Exercise materials:
※

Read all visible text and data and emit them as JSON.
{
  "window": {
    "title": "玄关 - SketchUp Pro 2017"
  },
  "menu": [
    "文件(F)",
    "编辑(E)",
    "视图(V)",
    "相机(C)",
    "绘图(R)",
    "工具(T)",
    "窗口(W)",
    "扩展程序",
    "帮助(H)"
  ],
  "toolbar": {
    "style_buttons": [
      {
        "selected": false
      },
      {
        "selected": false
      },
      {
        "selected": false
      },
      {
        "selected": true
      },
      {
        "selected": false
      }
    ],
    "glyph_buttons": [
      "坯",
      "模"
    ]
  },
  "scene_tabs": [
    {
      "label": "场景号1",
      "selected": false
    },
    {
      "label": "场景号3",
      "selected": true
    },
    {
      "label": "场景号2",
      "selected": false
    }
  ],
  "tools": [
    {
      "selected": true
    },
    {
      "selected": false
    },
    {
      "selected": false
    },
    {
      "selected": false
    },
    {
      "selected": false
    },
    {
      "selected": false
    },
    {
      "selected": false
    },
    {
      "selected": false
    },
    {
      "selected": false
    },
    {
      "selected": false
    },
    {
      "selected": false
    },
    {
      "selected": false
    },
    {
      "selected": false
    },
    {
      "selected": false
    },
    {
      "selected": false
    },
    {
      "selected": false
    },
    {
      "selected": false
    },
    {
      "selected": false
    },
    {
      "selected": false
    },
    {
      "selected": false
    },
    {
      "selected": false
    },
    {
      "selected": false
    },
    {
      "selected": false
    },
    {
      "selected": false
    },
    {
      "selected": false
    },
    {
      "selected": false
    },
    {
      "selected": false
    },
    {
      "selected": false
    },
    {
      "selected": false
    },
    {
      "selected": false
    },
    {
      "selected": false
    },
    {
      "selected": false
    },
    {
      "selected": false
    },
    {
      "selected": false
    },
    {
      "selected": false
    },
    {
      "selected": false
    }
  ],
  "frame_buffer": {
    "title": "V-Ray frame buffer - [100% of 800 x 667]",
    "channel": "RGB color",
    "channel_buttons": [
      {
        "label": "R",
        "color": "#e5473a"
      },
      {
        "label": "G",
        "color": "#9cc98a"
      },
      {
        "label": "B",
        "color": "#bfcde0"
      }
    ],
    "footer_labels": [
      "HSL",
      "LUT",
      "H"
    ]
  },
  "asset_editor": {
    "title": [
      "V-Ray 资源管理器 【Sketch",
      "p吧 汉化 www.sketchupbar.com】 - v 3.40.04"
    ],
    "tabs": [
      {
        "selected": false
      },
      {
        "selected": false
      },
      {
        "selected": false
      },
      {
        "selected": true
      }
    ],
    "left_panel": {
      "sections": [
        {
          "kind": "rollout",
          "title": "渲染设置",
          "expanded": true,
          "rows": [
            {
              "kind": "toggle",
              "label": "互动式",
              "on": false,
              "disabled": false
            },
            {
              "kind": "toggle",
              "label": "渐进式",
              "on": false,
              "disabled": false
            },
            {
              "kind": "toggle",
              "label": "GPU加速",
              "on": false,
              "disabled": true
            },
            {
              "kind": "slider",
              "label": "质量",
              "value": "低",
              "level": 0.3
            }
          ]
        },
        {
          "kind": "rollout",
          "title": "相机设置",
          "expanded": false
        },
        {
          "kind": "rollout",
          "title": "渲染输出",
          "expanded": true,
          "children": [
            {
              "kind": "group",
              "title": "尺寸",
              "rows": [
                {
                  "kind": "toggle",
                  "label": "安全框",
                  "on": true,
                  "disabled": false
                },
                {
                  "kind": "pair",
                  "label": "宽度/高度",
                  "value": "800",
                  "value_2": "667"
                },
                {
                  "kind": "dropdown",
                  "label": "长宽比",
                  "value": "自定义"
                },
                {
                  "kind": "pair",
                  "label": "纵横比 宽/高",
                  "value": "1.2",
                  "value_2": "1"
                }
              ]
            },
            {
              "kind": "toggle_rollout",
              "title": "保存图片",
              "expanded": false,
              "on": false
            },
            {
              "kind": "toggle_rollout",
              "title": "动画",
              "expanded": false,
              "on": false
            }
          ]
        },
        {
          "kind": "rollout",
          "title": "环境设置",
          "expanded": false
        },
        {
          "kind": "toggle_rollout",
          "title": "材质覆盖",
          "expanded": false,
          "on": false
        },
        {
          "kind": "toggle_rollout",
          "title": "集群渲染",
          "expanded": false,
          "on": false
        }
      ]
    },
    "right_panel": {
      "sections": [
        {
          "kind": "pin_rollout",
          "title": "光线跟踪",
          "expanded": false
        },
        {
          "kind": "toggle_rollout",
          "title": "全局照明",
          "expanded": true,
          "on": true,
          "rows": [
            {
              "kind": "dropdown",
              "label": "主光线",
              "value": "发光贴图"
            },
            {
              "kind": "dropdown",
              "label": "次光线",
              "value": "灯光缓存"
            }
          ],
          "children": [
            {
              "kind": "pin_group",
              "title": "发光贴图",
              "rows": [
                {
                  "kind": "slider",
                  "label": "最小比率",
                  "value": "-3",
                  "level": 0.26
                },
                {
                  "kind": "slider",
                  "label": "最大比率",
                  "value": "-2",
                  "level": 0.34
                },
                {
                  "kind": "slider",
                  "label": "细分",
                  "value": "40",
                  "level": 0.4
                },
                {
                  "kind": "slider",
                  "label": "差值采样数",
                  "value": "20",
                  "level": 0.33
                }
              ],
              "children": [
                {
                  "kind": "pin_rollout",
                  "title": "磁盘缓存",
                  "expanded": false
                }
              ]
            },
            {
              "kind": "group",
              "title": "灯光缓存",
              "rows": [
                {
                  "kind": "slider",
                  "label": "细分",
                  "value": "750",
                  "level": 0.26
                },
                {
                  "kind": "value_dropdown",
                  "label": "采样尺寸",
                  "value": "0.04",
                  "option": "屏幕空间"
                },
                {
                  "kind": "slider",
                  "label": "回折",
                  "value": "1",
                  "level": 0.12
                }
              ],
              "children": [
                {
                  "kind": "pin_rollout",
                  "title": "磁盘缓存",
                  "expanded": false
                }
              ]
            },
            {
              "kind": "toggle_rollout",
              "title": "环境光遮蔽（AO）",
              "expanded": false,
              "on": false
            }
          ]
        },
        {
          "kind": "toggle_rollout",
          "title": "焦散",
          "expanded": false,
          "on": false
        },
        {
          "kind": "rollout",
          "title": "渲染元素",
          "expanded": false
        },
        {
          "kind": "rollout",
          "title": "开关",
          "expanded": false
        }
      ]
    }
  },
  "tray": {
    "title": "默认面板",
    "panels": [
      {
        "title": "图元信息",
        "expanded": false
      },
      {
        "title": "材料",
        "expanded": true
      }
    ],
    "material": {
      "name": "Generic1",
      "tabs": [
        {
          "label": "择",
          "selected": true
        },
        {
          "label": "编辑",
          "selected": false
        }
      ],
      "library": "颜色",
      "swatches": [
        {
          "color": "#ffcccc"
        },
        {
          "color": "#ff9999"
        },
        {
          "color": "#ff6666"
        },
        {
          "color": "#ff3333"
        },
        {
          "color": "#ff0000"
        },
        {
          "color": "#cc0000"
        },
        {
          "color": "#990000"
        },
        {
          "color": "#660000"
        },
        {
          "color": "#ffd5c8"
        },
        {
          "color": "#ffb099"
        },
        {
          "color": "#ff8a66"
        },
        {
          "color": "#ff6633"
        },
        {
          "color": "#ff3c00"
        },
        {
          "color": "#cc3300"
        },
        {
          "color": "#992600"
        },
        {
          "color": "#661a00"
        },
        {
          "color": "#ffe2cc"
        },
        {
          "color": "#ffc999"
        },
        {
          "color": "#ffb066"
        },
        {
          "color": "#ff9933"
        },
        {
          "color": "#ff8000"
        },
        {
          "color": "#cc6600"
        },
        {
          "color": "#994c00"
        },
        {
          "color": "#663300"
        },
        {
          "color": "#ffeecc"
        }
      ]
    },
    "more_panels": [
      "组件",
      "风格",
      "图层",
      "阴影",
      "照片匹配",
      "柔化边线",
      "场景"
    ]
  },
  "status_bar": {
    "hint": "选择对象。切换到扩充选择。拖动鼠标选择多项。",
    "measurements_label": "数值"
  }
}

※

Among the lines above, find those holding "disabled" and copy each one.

Solution to the problem:
              "disabled": false
              "disabled": false
              "disabled": true
                  "disabled": false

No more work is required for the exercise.